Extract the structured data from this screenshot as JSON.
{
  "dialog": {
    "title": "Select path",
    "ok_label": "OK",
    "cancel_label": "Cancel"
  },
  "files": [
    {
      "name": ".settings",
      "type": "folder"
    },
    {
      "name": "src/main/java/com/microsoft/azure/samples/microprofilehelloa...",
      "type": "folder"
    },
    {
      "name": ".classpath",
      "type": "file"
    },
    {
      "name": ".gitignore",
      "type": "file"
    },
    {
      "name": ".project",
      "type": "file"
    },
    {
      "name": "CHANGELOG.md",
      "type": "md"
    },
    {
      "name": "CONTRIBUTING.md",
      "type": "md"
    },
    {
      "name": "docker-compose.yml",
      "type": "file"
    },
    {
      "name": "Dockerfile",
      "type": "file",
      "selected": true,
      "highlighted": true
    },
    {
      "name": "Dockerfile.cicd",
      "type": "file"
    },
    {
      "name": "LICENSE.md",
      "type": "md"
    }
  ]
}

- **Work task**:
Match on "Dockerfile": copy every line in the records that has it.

- **Solution to this exercise**:
      "name": "Dockerfile",
      "name": "Dockerfile.cicd",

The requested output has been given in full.